[Records contained in a dataset]
+ + +

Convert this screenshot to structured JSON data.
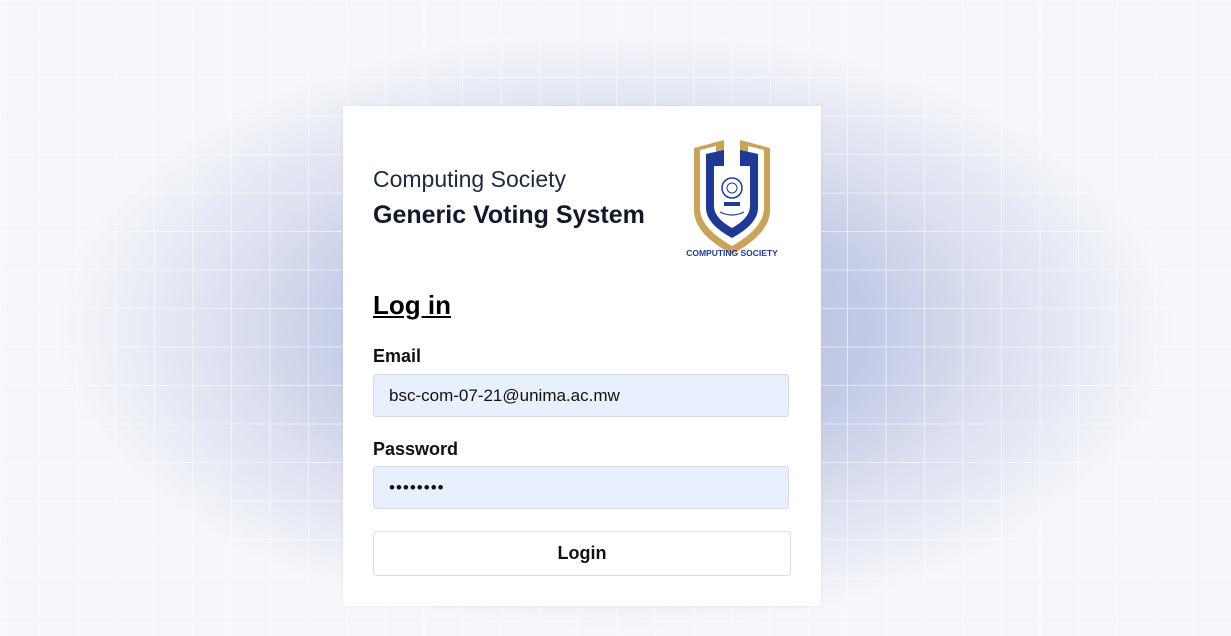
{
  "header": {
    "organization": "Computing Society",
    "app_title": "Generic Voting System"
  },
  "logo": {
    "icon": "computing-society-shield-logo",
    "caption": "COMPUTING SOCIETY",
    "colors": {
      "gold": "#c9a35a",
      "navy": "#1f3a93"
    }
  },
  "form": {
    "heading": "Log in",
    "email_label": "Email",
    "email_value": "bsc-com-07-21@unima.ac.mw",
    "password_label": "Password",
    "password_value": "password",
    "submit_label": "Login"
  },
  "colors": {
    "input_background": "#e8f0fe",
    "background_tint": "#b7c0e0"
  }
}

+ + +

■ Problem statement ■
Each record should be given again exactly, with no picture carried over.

■ Output of the task ■
Convert this screenshot to structured JSON data.
{
  "header": {
    "organization": "Computing Society",
    "app_title": "Generic Voting System"
  },
  "logo": {
    "icon": "computing-society-shield-logo",
    "caption": "COMPUTING SOCIETY",
    "colors": {
      "gold": "#c9a35a",
      "navy": "#1f3a93"
    }
  },
  "form": {
    "heading": "Log in",
    "email_label": "Email",
    "email_value": "bsc-com-07-21@unima.ac.mw",
    "password_label": "Password",
    "password_value": "password",
    "submit_label": "Login"
  },
  "colors": {
    "input_background": "#e8f0fe",
    "background_tint": "#b7c0e0"
  }
}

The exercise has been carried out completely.